■ Brief: Each line below that includes the word "selected" adds one to the count; give that count and nothing else.

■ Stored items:
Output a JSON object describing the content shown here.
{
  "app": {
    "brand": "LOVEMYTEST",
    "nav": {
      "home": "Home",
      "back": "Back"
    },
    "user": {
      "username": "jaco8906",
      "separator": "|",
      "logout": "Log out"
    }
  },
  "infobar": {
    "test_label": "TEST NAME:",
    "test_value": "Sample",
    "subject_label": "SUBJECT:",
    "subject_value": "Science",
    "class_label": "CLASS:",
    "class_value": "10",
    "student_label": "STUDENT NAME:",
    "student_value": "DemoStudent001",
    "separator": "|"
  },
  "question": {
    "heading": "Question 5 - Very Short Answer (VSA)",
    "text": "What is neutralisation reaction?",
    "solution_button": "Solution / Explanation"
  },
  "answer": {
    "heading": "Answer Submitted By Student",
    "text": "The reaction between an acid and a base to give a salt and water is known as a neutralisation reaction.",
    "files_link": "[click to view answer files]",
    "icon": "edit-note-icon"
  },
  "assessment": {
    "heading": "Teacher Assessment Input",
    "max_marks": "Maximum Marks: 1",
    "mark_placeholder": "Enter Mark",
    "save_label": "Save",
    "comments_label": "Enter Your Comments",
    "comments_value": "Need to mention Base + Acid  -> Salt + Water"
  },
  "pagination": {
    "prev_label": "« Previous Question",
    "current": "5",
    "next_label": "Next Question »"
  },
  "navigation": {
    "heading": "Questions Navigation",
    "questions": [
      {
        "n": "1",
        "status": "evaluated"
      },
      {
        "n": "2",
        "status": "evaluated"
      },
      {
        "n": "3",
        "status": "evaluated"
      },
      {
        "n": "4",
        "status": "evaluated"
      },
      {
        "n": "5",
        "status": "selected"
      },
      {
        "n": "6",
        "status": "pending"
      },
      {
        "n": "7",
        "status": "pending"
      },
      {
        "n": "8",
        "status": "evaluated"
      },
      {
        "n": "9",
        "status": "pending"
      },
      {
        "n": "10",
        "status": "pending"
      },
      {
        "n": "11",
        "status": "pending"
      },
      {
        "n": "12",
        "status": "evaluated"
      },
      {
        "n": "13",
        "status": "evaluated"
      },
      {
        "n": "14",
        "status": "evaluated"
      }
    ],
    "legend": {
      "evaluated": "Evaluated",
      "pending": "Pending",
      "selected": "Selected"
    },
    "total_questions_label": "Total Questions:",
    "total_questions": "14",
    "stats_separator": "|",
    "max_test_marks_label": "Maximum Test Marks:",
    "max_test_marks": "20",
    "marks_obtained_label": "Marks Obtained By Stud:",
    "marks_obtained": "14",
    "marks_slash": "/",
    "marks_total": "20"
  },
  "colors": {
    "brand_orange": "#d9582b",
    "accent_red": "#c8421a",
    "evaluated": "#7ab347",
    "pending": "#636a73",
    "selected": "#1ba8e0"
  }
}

■ Task output: 3